Google's win in an Australian courtroom could have far-reaching impact in the mobile advertising space for the search engine giant.
An Australian court ruled in favor of Google by saying the company didn't mislead online users through its ad sponsored-links and that Google can't be held liable for messages contained in online ads.
The ruling, by Australia's High Court, allows Internet providers and search engines to say they are not publishers but rather just carriers of information that third parties provide, according to a Feb. 6 report by Reuters.
Similar cases have arisen against Google in other nations around the world, and the Australian court rulings could certainly now be viewed with some weight in those cases.
"Others will definitely be looking at this ruling," Peter Lee, head of Australia's Internet Industry Association, told Reuters. "Google is a worldwide business. This is something of a first, and it does add some clarity for the industry."
The decision came after a six-year legal battle in Australia, reported Reuters.
Google had been accused by the Australian Competition and Consumer Commission (ACCC), a consumer watchdog group, of misleading and deceiving search users by displaying paid sponsor ads for competing products when users would search for a specific brand or product, according to the report.
The Australian High Court's decision overturned a previous lower court ruling that had gone against Google on the allegations.
Ultimately, the High Court apparently agreed with Google's position that it was not responsible for the ads because it was only a means of distribution for the advertiser, according to Reuters.
"Ordinary and reasonable users of the Google search engine would have understood that the representations conveyed by the sponsored links were those of the advertisers, and would not have concluded that Google adopted or endorsed the representations," the court stated in its decision.
The Australian court rulings come a little more than a month after Google won a related huge court decision in the United States in early January. In that case, the U.S. Federal Trade Commission resolved an antitrust probe in Google's favor by passing on a federal probe and entering into a voluntary agreement with Google to change some of its business practices to resolve the complaints of some competitors about the company's conduct.
Charles King, principal IT analyst for Pund-IT, told eWEEK that he agrees that the Australian court case could certainly impact other such cases around the globe.
"Google claimed it was simply a conduit for the ads," said King. "Opponents said Google is a publisher and is responsible for the content of its ads."
The company's point of view is that it can't be held accountable for everything advertisers do, he said.
King said he agrees with the court's decision in siding with Google in the matter, but added that the company needs to step back and take a bigger picture look over how it is perceived in the marketplace.

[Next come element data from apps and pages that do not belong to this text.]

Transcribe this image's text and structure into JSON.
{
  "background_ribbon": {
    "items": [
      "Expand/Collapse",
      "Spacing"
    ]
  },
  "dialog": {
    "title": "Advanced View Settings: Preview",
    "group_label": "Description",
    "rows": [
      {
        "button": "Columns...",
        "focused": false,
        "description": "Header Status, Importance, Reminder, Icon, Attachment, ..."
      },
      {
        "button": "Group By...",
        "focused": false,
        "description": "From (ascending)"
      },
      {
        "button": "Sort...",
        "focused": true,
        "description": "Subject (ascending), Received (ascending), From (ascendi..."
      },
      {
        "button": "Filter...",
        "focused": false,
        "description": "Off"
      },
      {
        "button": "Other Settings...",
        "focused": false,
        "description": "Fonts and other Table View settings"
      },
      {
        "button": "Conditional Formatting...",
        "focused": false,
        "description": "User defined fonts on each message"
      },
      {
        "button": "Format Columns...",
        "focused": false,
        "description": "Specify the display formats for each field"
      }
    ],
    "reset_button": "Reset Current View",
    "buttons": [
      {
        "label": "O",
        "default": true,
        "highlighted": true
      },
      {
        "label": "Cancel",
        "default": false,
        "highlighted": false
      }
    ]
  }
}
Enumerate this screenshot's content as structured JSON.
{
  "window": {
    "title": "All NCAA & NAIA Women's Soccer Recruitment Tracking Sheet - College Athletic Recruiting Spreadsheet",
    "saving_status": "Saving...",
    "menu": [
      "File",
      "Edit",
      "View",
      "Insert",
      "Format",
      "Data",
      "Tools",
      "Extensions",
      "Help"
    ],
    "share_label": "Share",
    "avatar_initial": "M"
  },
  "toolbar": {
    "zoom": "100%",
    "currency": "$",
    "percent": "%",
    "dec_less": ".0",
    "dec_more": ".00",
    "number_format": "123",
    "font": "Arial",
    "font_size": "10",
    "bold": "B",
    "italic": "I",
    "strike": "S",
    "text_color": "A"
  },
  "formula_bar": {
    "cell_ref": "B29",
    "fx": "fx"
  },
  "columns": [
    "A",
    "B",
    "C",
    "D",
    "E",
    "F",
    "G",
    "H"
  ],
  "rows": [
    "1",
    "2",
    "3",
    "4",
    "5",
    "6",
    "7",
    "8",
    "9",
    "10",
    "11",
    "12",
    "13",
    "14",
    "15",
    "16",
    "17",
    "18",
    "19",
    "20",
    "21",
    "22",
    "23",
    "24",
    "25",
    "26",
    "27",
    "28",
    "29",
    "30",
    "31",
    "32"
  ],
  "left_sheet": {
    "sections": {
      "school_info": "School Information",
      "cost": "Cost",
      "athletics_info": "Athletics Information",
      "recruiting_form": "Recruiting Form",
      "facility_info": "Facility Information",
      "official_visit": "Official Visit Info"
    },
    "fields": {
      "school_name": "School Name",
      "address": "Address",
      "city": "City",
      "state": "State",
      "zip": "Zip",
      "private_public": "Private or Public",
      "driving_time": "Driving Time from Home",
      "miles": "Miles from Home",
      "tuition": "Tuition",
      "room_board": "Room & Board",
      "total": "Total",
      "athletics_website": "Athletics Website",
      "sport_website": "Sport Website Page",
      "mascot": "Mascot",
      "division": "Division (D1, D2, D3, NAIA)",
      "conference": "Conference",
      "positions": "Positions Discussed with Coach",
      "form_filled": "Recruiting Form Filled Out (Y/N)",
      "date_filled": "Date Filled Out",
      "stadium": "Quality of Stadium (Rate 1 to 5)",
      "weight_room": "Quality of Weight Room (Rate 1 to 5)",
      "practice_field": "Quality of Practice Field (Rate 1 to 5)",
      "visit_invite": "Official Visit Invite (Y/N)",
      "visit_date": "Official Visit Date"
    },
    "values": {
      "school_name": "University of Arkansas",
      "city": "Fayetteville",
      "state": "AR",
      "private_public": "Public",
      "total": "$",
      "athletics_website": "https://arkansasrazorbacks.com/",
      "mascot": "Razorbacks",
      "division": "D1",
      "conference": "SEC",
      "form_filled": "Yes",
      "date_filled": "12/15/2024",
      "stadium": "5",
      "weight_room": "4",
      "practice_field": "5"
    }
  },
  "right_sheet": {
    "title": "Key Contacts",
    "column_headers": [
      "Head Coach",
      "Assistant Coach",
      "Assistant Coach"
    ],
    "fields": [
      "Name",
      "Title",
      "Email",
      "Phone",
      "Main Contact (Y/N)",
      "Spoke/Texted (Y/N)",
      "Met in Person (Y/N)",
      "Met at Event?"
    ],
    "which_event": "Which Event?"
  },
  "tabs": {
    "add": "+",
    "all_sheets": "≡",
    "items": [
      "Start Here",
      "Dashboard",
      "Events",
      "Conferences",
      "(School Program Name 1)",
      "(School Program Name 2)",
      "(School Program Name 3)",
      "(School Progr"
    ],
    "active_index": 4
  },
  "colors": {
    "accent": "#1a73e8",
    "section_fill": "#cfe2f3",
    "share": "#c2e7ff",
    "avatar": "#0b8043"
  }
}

"We're only 10-plus years into the online commerce revolution, so I think it would behoove Google to be as transparent as possible about what it is doing," King said. "As a world leader in worldwide advertising, Google is in a position to set the bar for advertisers and consumers for what they should provide and expect in their online e-commerce experiences."